Lines that contain the string "close" are the ones to list; copy all of them from the records.

»»

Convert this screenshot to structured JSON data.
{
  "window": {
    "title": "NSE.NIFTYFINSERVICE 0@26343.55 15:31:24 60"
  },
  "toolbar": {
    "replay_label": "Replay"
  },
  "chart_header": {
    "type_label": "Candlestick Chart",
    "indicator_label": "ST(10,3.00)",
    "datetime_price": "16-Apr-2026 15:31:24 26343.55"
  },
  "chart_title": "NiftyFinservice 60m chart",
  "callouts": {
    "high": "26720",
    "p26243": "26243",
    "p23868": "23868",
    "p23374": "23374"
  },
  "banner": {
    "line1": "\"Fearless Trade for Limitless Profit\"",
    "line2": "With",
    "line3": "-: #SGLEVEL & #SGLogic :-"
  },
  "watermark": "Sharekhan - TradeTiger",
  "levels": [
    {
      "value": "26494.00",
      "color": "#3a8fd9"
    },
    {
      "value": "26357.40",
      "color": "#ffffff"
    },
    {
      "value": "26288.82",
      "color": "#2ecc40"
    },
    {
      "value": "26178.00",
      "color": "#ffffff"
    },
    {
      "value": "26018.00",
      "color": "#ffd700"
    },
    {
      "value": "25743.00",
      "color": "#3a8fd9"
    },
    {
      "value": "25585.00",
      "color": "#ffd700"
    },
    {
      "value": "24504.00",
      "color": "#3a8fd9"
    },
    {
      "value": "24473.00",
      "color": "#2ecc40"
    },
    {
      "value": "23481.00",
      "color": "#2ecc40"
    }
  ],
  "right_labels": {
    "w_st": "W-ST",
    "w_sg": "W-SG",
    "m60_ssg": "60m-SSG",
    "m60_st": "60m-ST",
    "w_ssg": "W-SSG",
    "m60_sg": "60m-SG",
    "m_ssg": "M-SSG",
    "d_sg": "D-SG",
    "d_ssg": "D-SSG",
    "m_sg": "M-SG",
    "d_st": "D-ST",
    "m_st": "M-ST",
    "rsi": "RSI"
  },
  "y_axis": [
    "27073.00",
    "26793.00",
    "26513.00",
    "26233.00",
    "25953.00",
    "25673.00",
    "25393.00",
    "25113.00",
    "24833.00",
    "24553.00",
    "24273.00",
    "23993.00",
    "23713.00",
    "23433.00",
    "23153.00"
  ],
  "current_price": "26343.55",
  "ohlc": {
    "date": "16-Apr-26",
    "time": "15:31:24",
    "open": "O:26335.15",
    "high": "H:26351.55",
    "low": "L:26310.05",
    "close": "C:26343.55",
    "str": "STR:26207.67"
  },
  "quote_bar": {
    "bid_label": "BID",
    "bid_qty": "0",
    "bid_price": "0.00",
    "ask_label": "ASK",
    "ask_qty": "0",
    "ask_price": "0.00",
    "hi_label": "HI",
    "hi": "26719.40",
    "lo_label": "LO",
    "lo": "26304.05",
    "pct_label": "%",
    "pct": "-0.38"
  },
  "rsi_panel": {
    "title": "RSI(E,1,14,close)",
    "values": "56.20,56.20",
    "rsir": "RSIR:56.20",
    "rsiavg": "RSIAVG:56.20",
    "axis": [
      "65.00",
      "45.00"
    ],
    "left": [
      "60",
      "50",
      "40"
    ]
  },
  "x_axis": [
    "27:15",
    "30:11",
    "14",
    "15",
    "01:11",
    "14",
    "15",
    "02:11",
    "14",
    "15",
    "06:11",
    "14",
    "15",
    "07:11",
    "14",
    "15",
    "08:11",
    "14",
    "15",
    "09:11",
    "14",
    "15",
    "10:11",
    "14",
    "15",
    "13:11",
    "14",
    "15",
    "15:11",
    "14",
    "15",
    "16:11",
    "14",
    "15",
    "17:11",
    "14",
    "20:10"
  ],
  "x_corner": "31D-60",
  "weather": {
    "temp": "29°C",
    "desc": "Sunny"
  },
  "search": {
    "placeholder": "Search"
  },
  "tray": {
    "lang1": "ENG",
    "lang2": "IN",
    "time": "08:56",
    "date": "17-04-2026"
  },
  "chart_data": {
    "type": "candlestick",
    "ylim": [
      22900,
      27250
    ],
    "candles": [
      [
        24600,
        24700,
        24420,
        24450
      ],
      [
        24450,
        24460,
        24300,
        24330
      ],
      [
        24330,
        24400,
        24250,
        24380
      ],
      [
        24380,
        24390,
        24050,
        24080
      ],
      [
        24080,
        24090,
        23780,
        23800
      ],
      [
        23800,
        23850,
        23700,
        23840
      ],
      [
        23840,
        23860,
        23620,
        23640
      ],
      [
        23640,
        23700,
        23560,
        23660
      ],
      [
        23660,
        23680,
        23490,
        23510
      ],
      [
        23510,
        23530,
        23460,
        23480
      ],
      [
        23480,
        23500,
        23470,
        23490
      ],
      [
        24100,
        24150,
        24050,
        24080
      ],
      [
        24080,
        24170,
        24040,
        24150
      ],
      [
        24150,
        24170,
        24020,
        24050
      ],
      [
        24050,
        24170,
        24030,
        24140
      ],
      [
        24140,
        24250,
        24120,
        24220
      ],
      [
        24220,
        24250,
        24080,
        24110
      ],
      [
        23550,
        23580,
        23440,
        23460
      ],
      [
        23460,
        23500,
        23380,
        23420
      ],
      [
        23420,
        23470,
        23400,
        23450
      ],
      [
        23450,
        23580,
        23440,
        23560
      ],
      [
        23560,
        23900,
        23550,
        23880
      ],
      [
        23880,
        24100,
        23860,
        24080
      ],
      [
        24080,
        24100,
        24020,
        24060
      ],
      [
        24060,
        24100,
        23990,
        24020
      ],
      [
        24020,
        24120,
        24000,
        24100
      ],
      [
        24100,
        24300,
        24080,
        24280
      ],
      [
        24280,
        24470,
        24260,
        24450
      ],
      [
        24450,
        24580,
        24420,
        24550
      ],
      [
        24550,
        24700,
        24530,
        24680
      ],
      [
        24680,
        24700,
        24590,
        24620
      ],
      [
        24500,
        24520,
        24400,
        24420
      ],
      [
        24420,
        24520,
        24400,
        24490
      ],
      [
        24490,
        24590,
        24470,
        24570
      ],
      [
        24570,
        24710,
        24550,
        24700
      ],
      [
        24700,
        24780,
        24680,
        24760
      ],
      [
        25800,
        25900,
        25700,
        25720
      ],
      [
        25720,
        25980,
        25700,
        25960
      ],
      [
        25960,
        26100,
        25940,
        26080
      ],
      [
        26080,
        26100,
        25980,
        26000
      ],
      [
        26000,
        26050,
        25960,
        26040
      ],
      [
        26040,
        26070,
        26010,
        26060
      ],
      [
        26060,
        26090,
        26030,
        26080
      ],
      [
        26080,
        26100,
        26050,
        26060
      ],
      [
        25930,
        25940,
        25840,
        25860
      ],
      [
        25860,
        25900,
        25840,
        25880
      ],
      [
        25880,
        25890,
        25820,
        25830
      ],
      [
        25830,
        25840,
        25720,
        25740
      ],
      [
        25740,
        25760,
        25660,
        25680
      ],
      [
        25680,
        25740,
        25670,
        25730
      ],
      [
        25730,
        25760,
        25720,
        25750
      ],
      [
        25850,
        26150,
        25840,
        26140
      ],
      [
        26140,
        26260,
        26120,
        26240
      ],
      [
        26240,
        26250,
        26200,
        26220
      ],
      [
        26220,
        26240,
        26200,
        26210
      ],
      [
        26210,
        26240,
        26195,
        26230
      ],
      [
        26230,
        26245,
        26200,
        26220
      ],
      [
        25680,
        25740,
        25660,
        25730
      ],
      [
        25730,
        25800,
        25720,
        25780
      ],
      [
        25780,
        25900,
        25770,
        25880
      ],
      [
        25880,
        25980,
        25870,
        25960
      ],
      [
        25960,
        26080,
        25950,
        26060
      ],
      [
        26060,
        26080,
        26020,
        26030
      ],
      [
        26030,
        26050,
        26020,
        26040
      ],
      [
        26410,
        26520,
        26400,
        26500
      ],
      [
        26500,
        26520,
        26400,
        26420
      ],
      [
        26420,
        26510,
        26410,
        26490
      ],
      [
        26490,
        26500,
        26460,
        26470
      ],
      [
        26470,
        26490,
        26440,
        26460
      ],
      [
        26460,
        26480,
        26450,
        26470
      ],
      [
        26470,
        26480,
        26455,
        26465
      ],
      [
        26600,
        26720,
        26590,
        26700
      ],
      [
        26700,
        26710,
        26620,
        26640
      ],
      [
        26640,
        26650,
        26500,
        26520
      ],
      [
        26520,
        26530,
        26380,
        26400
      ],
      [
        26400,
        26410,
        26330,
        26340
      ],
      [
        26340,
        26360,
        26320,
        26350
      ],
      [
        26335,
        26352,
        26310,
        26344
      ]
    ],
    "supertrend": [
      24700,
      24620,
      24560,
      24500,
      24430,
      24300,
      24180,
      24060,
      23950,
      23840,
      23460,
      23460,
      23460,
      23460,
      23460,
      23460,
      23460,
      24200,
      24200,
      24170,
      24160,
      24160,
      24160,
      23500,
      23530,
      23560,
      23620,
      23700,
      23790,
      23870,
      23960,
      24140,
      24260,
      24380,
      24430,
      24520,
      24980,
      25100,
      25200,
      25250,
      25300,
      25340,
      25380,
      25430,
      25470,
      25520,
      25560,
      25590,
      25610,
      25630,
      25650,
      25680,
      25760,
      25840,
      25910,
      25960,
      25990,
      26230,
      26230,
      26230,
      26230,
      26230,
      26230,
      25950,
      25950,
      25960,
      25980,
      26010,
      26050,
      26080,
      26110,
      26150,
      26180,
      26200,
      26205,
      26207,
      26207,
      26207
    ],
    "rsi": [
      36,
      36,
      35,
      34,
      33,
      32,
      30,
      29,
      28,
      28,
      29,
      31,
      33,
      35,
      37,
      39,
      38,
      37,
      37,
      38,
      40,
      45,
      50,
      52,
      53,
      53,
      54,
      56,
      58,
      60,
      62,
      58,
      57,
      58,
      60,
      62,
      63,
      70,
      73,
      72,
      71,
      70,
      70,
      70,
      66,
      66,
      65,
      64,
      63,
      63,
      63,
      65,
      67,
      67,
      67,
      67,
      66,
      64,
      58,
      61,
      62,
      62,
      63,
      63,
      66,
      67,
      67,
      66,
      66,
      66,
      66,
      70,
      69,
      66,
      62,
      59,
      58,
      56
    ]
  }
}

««

**Exercise answer**
    "close": "C:26343.55",
    "title": "RSI(E,1,14,close)",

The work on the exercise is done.